I’m on the front end of one of those transitions. My organization has already seen its manning cut dramatically, and when my tour ends, this organization will be done – completely handed to the ANA to run with. So we’re working to make sure it has the best possible chance of succeeding, which includes decentralizing as much training as possible, training and developing ANA instructors as much as possible, and helping them put in place the structures they’ll need to make things work without us here. We know – I know – that they will abandon a lot of things when we go – that’s been seen in places like Iraq, where a lot of the systems the US military put in place for the new Iraqi Army were discarded as soon as the Americans left in favour of time-tested ways of doing things. The Afghans will do that here too. So all we really can hope to do is give them more tools and ideas to work with.

I will say, candidly, that if we’ve had unrealistic expectations of the end result of developing the ANSF, some of their officers have also had unrealistic expectations. A conversation with Afghan military personnel about stability and the future rarely gets far without a mention of Pakistan. It’s hard at times to avoid the impression that Afghans think of Pakistan as being responsible for all the evil in the world, despite the fact, as my interpreter put it, that “Afghans sold off their country for a few more rupees” and have some responsibility too. There are ANA officers I’ve met who think they should be equipped and trained as an expeditionary force to go to war with Pakistan to resolve the interference. This is of course a ludicrous idea for many reasons. Efficacy aside, since the West is paying the bills, we’re not interested in paying for that. What we want the ANSF to do is be able to defend the country, deal with insurgent threats, and allow the government to exercise sovereign control over the whole of Afghanistan, so that effective governance can take hold, and the country can essentially get back on its feet.

A lot of criticism gets leveled at ISAF for trying to paint the rosiest picture possible of transition progress, and I can’t blame them for doing that.

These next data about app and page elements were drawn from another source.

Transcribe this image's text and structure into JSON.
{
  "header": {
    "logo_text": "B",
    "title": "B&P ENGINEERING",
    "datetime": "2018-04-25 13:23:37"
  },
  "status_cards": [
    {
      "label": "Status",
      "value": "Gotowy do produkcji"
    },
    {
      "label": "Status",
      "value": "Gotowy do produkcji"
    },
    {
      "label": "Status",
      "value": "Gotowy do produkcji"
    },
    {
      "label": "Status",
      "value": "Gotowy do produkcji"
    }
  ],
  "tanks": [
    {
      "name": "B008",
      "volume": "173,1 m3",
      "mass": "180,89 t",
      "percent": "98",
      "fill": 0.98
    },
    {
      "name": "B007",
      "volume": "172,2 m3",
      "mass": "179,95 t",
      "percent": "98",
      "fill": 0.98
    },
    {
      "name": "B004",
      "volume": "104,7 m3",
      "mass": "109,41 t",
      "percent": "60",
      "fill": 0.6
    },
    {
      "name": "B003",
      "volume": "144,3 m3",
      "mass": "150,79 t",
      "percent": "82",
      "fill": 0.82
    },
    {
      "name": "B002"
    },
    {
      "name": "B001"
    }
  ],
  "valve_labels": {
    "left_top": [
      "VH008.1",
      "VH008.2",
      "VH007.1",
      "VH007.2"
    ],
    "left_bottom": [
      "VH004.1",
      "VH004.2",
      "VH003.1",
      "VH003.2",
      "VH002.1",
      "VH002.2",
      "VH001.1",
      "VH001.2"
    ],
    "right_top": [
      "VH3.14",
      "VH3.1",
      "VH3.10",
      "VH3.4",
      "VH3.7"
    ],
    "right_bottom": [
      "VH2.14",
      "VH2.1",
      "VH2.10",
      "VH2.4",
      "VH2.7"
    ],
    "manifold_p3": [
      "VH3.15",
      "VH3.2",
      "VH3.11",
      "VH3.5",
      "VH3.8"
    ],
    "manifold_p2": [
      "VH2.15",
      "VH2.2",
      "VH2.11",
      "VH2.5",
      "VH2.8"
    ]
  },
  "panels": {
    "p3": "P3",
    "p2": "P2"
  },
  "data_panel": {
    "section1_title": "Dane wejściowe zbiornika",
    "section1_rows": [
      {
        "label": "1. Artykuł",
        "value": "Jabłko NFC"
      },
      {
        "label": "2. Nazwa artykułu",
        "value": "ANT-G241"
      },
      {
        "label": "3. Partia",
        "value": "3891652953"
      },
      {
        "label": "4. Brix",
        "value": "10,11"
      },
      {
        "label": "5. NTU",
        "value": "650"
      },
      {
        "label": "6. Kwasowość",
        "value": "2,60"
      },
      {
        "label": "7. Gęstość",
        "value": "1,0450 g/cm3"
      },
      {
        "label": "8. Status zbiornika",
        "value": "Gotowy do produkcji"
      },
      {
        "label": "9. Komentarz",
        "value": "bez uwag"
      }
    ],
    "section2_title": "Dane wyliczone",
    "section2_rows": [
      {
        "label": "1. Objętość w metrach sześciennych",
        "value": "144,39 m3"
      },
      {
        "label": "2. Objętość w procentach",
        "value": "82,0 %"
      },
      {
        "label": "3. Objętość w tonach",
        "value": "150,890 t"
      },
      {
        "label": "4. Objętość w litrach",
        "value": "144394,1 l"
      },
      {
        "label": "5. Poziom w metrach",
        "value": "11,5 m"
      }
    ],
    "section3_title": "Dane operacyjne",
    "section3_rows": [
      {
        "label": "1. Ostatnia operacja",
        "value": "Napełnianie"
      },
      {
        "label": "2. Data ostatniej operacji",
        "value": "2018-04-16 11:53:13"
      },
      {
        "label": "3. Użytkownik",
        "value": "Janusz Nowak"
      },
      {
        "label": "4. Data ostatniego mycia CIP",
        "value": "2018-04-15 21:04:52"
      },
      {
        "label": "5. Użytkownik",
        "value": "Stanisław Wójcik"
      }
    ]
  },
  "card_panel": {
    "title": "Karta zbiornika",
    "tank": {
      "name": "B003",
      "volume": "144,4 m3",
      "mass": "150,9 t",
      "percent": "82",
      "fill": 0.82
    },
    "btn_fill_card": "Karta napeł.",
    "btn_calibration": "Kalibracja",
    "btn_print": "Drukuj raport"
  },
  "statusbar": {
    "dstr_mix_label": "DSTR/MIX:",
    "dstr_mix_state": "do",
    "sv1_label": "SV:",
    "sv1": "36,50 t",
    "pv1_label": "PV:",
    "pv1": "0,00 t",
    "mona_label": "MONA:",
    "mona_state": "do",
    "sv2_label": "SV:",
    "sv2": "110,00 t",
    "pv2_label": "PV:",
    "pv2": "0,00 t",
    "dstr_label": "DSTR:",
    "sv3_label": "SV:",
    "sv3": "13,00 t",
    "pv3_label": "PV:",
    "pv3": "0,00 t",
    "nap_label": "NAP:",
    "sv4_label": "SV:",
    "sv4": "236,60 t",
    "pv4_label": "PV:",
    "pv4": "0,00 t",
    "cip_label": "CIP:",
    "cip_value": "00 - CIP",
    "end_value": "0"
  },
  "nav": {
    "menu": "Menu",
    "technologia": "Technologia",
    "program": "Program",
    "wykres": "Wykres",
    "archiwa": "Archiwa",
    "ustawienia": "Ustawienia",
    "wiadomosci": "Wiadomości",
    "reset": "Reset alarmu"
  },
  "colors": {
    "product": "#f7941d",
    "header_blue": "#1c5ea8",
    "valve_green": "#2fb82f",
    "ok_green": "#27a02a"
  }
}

That’s what Public Affairs folks are for – to handle messaging. That said, there’s been a lot of successes in terms of ANSF ability to plan and execute operations and that bodes well for the future. Even when there have been big attacks on Kabul, for example, what they’ve demonstrated is an ability to respond fairly well, with fairly minimal support – and that capability grows constantly. It’s all too easy to criticize what has been done and what capability exists because we haven’t managed to turn Afghanistan into a western-style liberal democracy with a thriving mixed economy. But there’s no reasonable prospect of doing that – there never was.

I think the best summation of realistic expectations runs something like this – paraphrased from a senior officer: “Afghanistan will be a horrible place to live for a very long time.” That’s probably fairly true – but even for that it will get better over time, and that gives us something to work at.

Written by Nick

May 8, 2012 at 9:03 am